**WORK TO BE COMPLETED:**
From the listing below, extract each line containing the string "icon".

**DATA EXCERPTS:**
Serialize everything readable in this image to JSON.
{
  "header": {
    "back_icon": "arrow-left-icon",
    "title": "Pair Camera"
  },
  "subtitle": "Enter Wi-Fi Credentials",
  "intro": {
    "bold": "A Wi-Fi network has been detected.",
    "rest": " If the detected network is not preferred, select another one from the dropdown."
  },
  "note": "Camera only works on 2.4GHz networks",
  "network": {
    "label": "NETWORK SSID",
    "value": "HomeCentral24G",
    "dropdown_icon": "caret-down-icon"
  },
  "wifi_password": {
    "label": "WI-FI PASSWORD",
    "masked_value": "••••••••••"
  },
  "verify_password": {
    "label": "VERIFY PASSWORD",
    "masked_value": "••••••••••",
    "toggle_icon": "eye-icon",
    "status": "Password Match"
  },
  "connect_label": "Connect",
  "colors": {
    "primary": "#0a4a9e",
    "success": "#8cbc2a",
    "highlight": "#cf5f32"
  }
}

**RESULT:**
    "back_icon": "arrow-left-icon",
    "dropdown_icon": "caret-down-icon"
    "toggle_icon": "eye-icon",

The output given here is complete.